Predictors of Improved Renal Function After Percutaneous Stent-Supported Angioplasty of Severe Atherosclerotic Ostial Renal Artery Stenosis

Thomas Zeller, Ulrich Frank, Christian Müller, Karlheinz Bürgelin, Lutz Sinn, Hans-Peter Bestehorn, Nancy Cook-Bruns, Franz-Josef Neumann
2003 Circulation  
Background-Percutaneous stent-supported angioplasty is a treatment option for atherosclerotic ostial renal artery stenosis. Improvement of renal function by such intervention, however, is controversial and thought to be limited to specific subsets, such as nondiabetic patients and bilateral stenoses. In this prospective study, we investigated predictors for improvement of renal function and blood pressure after renal artery stent placement. Methods and Results-The study included 215 consecutive
more » ... patients with ostial renal artery stenosis of Ն70% diameter stenosis undergoing stent-supported angioplasty.
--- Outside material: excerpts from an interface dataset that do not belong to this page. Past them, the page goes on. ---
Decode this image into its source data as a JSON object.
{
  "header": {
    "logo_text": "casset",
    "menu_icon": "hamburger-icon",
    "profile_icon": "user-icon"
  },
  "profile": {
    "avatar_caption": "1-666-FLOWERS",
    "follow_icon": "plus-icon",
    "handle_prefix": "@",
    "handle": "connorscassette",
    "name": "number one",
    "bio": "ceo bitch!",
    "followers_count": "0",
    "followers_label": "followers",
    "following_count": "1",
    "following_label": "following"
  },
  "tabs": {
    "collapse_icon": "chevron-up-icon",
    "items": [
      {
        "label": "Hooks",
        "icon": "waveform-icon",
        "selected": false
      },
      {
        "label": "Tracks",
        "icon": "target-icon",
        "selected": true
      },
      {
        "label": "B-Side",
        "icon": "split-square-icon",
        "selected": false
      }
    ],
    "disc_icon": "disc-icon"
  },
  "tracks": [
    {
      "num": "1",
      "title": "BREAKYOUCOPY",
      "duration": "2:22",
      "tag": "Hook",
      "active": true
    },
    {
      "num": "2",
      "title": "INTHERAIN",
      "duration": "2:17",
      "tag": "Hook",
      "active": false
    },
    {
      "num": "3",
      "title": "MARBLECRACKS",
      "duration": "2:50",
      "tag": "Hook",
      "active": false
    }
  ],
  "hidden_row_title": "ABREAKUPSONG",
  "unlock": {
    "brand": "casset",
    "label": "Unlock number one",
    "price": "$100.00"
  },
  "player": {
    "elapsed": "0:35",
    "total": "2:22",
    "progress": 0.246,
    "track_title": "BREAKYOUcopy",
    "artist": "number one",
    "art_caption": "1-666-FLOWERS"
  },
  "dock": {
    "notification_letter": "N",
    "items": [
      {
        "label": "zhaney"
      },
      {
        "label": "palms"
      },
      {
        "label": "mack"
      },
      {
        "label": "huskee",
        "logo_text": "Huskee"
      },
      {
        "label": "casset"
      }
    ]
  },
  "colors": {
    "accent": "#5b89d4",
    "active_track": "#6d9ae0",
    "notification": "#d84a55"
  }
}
The primary end point was decrease in serum creatinine concentration at 1 year; the secondary end point, decrease in average mean arterial blood pressure assessed by 24-hour monitoring. One-year follow-up was complete in 191 surviving patients. In 52% (99/191) of the patients, serum creatinine concentration decreased during 1-year follow-up. Median serum creatinine concentration dropped significantly from 1.21 mg/dL (quartiles: 0.92, 1.60 mg/dL) at baseline to 1.10 mg/dL (quartiles: 0.88, 1.50 mg/dL) at 1 year (Pϭ0.047). On average, mean arterial blood pressure decreased significantly, from 102Ϯ12 mm Hg (meanϮSD) at baseline to 92Ϯ10 mm Hg at 1 year (PϽ0.001). Significant independent predictors of improved renal function were baseline serum creatinine (odds ratio [95% CI], 2.58 [1.35 to 4.94], Pϭ0.004) and left ventricular function (OR 1.51 [1.04 to 2.21], Pϭ0.032). Female sex, high baseline mean blood pressure, and normal renal parenchymal thickness were independent predictors for decreased mean blood pressure. Conclusions-Stent-supported angioplasty for severe ostial renal artery stenosis improves renal function and blood pressure in a broader spectrum of patients than previously thought.
doi:10.1161/01.cir.0000095786.44712.2a pmid:14557357 fatcat:w333wupx6fbv7nk2kzvbo7kcgu